|US20090298384 *||22 Jul 2009||3 Dec 2009||Sally Lee Connolly||Illuminated artificial eye structures for toys, mannequins and the like|
|US20110029591 *||20 Jul 2009||3 Feb 2011||Leapfrog Enterprises, Inc.||Method and System for Providing Content for Learning Appliances Over an Electronic Communication Medium|
|US20130040532 *||14 Feb 2013||Ashok Khubani||Projection night-light toy|
|US20130225041 *||3 Apr 2013||29 Aug 2013||Cloud B. Inc.||Twilight device|
|US20130331000 *||6 Jun 2012||12 Dec 2013||Airlie E. Drozdowski||Stuffed children's toy with therapeutic feature|
|US20140335757 *||9 May 2013||13 Nov 2014||Ontel Products Corporation||Illuminating stuffed toy|
|US20150224417 *||22 Jan 2015||13 Aug 2015||Purple Pancakes LLC||Bed toy and sleep time indicator|
|DE112009000967T5||21 Apr 2009||17 Feb 2011||Mattel, Inc., El Segundo||Licht- und Geräuschvorrichtungen für Spielzeuge|
|WO1995032779A1 *||24 Jan 1995||7 Dec 1995||Mattel Inc||Doll having conductive outer skin areas and internal battery supply|
|WO1999003548A2 *||24 Jun 1998||28 Jan 1999||Isny Inc||Transparent display for a novelty item|
|WO2002070095A1||6 Mar 2002||12 Sep 2002||Fondin Gilles||Stuffed toy or doll comprising a complementary attention-attracting device|
|WO2008088440A1 *||8 Oct 2007||24 Jul 2008||Elenco Electronics Inc||Stackable electronic blocks and a method for stacking the same|
|U.S. Classification||446/369, 446/485|
|5 Dec 1990||AS||Assignment|
Owner name: OTWP, INC., CALIFORNIA
Free format text: ASSIGNMENT OF ASSIGNORS INTEREST.;ASSIGNORS:COPLEY, MICHAEL C.;KWAI, CHEUNG Y.;REEL/FRAME:005532/0597
Effective date: 19901002
|9 Nov 1995||FPAY||Fee payment|
Year of fee payment: 4
|14 Dec 1999||REMI||Maintenance fee reminder mailed|

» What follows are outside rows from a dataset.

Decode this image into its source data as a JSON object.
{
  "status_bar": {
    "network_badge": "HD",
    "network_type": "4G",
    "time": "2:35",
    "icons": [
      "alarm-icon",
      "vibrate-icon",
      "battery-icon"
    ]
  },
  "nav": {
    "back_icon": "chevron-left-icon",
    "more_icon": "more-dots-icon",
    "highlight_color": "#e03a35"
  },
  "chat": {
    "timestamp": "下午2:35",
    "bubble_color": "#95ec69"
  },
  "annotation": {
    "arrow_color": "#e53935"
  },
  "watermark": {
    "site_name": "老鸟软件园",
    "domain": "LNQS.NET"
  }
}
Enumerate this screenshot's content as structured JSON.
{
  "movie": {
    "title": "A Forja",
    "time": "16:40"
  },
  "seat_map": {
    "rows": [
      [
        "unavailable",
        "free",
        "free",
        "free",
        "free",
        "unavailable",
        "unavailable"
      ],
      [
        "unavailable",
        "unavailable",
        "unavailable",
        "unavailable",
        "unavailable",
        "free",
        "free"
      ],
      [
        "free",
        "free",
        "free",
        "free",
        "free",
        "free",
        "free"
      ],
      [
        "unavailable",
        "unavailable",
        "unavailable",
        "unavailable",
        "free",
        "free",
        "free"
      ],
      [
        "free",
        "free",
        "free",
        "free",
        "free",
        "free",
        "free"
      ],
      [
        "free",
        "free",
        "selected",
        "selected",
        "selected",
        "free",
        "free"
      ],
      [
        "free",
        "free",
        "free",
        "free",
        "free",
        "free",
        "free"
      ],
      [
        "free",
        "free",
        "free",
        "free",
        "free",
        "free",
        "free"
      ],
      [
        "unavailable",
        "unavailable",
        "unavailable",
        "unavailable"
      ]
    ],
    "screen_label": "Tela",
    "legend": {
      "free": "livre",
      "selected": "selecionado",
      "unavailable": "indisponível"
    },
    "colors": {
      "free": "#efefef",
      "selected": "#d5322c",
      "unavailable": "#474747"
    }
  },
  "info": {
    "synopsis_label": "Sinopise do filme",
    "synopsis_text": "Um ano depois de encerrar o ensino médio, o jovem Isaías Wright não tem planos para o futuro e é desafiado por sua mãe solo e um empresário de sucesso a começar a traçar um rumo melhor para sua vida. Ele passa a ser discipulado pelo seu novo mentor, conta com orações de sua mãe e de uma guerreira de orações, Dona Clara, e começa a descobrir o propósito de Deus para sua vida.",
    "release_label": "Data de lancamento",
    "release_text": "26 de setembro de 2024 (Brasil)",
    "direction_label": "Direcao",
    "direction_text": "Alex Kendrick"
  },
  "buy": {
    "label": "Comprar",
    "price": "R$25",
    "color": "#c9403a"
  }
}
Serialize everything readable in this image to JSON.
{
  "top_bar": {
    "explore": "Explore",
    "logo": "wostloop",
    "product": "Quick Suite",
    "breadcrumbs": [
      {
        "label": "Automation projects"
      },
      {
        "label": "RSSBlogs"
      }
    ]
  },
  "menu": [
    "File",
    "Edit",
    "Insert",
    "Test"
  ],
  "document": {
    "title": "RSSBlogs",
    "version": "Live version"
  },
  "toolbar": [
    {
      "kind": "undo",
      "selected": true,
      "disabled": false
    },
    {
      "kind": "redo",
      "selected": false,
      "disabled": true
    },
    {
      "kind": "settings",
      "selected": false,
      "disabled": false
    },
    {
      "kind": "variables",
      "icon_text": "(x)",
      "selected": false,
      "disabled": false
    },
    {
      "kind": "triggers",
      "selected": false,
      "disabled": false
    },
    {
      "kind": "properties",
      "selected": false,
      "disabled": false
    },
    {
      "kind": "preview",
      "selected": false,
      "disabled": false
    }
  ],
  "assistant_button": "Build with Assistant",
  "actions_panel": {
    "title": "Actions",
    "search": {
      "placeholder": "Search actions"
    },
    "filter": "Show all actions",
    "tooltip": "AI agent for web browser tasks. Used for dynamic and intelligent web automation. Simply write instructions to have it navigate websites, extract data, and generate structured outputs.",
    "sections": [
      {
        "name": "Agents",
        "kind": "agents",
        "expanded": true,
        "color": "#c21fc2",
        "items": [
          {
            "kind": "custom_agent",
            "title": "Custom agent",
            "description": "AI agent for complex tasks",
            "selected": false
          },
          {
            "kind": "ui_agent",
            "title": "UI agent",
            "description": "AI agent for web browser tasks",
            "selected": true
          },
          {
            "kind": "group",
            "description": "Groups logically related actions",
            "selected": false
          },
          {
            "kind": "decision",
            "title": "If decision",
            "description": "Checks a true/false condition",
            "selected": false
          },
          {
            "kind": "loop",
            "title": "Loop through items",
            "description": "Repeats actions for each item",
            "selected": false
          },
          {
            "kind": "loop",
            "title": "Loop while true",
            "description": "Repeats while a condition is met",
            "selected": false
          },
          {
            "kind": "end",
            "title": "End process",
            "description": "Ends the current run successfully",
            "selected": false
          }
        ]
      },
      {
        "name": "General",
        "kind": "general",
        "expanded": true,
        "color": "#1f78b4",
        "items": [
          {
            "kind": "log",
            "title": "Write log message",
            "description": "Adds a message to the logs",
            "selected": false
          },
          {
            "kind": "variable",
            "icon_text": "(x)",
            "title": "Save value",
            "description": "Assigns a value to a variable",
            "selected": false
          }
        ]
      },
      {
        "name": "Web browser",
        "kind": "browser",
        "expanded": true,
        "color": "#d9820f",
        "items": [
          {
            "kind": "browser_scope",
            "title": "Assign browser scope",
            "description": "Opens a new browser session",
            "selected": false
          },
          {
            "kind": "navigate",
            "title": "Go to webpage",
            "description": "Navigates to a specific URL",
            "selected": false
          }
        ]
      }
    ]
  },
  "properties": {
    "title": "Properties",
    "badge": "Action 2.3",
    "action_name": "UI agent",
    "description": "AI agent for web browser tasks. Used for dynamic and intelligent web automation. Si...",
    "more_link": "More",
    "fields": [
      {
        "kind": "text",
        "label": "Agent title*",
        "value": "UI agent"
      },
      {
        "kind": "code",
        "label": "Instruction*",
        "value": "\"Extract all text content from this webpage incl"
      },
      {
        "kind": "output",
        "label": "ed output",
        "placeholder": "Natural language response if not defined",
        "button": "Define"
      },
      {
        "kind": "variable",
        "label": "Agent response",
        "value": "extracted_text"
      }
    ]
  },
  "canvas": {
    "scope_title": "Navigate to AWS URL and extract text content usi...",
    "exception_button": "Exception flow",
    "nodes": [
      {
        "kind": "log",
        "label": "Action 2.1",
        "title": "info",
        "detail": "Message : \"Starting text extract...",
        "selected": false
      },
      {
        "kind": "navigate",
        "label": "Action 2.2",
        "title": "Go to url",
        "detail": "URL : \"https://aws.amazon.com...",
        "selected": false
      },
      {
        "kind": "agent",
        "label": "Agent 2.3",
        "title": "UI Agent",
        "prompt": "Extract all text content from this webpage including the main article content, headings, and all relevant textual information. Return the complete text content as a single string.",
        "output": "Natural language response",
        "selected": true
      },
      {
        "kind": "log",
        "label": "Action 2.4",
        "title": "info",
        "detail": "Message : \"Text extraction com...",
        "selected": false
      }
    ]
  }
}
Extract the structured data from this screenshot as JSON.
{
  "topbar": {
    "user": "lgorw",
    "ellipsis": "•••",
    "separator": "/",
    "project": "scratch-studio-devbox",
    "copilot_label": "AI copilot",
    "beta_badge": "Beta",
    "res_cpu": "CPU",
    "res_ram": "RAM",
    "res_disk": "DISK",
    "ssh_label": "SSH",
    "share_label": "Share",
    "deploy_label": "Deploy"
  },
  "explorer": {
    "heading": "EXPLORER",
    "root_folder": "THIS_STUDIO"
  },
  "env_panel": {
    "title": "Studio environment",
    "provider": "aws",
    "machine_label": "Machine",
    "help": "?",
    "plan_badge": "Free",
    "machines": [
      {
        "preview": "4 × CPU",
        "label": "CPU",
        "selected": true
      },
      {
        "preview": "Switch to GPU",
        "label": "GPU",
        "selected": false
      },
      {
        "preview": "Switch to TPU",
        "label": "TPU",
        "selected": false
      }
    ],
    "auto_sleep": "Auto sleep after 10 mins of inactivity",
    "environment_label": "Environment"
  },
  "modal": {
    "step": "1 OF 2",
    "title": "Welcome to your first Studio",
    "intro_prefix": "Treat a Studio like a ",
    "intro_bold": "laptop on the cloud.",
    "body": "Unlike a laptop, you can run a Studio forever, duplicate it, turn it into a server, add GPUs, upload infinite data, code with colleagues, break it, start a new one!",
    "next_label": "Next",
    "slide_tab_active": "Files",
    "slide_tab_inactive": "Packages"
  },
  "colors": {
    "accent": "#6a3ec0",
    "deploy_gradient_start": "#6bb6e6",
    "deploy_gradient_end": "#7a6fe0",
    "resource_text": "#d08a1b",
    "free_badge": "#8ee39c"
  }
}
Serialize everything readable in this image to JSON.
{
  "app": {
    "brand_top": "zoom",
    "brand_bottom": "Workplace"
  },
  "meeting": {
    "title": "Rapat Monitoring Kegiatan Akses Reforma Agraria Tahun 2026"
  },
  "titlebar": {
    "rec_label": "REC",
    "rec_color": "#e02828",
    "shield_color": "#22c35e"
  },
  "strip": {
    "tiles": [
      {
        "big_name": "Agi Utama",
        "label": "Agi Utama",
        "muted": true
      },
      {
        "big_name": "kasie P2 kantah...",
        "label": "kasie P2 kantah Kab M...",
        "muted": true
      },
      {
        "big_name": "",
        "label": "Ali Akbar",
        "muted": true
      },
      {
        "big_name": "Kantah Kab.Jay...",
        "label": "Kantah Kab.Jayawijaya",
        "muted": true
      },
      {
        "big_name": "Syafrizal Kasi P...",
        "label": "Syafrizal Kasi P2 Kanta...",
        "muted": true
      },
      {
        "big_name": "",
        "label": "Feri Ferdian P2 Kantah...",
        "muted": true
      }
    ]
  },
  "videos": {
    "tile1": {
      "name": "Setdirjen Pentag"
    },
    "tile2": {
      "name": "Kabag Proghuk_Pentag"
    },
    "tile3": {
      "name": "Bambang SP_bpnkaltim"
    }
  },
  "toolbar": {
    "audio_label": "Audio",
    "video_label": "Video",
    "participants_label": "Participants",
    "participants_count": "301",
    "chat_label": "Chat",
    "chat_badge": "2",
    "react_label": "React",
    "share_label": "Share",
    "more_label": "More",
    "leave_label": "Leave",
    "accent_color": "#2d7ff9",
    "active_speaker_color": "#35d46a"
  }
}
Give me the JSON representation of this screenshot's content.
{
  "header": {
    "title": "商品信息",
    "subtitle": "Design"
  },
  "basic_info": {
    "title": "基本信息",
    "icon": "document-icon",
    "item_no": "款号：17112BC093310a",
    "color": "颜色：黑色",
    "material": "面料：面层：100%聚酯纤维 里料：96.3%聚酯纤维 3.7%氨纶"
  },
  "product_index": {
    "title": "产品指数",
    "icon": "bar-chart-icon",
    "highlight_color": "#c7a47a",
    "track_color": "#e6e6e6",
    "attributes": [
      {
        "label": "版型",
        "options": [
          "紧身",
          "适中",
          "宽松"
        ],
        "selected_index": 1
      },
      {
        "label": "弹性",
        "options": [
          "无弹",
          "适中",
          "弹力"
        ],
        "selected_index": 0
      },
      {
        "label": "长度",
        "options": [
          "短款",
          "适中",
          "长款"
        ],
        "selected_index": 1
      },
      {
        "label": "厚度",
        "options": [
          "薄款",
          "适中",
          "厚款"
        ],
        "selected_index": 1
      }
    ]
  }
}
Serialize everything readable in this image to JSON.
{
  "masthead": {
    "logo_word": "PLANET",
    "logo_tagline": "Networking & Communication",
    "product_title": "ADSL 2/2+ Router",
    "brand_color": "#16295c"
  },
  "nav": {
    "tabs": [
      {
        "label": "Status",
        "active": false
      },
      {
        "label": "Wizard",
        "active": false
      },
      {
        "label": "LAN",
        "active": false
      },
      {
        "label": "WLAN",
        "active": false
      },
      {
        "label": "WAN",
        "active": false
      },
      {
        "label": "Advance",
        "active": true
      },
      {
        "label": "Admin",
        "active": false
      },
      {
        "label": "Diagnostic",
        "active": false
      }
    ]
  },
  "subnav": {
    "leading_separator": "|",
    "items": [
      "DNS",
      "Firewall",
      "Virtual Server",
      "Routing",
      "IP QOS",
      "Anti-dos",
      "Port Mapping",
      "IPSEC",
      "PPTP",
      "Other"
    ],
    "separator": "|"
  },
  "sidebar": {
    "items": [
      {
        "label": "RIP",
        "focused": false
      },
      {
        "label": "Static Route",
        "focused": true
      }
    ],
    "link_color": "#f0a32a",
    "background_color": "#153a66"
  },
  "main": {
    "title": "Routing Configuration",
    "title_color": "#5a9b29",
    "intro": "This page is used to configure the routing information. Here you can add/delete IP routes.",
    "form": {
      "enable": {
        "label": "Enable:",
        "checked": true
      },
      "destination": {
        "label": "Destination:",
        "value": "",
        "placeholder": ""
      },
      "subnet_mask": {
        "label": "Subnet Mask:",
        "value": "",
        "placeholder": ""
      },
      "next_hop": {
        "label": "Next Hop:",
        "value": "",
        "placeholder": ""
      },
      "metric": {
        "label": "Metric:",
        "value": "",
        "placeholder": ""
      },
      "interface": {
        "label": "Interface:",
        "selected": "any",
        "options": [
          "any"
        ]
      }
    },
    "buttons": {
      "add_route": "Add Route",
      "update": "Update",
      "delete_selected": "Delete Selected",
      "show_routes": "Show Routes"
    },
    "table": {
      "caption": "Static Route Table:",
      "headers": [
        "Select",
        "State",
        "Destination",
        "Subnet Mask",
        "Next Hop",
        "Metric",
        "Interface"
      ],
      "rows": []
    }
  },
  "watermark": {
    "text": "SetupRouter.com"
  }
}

|21 May 2000||LAPS||Lapse for failure to pay maintenance fees|
|1 Aug 2000||FP||Expired due to failure to pay maintenance fee|
Effective date: 20000519